knb said...

Prairie Kid

Your first point presumes that the plan is designed to make a huge dent in a worldwide problem. It's not. It's designed to get this country moving in the right direction which then gives us more clout when negotiating with other countries going forward.

Your second point states that companies will pass their costs on. Some may, but they'd be wiser to look at ways to avoid being taxed. Many industries have been begging for some sort of regulation so they can plan for the future.

Here's the clincher though. Both the Con and NDP plan of (the later being an actual cap and trade) will also cost companies. The difference of course is that cost is not spoken of, it's essntially hidden. So, don't you think your theory still applies here and said companies will just pass on the cost?

Here's the difference though. Dion's plan is the only one that gives business relief in the form of tax cuts. The other two do not.

Revenue neutrality only refers to the fact that the government would not keep any of the taxes collected.

Your claim that a new department would be created is patently false. That's the beauty of the plan, it can be administered through existing departments.

knb said...

wilson: PMSHs enviro plan reduces ghg's 20% below 2006 levels; the difference between the carbon tax and Cons plans is about 1/10th %.

No, Harper's plan doesn't reduce anything compared to any base line. It's intensity based nonsense that cap's nothing.

knb said...

cherniak_wtf, I don't know how the neutrality was sold in Quebec, but that is not this plan's aim. the neutrality refers only to the fact that the government will not keep any taxes collected.

Companies are there to make ever increasing profit margins for investors - that reality makes it impossible for incorporations to have the social conscious and green values espoused by many

Indeed, but whether a tax shift is in place or not, energy prices will continue to rise so companies are already looking to alternatives and ways to cut costs. A tax cut can assist them in doing that.
Companies who maintain the status quo are doing their shareholders no favours.

I completely agree with your comments on public transit. Is it corrupt in Quebec? It's not properly funded here. My sense is that Dion would address that in some fashion.

There are many small ways to reduce our carbon footprint and people would easily adapt them if they did not directly impact their standards of living.

While I think some of us would do well to impact our standards of living, I hear you.

Feel free to share your ideas. I'd be really interested in hearing them.

Anonymous said...

Feel free to share your ideas. I'd be really interested in hearing them.
Some are as simple as having properly synchronized traffic lights (including lights that stay green at night until transversal traffic is there).
To having people buy stock in companies they feel are polluting/aren't green enough and showing up at stockholders meetings.
We can lobby city halls to curtail urban sprawl and encourage certain eco-friendly dwellings.

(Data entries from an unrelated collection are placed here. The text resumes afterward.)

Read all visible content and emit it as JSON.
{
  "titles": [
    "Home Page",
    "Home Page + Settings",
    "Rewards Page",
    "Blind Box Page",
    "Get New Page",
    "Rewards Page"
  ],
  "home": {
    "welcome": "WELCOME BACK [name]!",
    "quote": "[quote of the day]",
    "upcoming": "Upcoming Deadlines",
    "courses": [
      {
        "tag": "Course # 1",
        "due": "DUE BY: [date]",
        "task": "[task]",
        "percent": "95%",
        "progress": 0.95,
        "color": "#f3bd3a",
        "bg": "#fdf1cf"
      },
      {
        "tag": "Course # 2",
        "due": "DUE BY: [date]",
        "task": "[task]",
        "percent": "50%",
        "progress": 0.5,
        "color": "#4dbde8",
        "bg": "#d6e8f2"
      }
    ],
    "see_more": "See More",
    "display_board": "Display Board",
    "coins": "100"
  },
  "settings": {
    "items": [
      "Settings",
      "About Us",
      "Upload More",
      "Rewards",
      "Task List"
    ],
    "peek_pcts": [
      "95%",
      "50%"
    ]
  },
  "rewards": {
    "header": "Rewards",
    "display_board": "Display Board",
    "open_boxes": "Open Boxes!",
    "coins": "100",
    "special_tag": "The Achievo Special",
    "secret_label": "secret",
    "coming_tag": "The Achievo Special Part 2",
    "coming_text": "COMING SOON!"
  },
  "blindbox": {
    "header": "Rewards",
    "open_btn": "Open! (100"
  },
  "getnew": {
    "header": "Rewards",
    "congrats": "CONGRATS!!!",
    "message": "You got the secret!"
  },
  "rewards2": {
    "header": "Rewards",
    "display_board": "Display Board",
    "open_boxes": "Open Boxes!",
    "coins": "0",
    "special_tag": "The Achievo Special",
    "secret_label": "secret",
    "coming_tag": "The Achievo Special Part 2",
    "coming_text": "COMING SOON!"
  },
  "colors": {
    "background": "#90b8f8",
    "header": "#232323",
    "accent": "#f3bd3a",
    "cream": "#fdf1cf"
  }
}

Yes, greener cars exist but until they are more affordable, the Tim Horton democraphic will not buy them.

Sure there is a cost on pollution but until a balance is achieved between cost/benefits/profit margins, no one will want to pay higher taxes.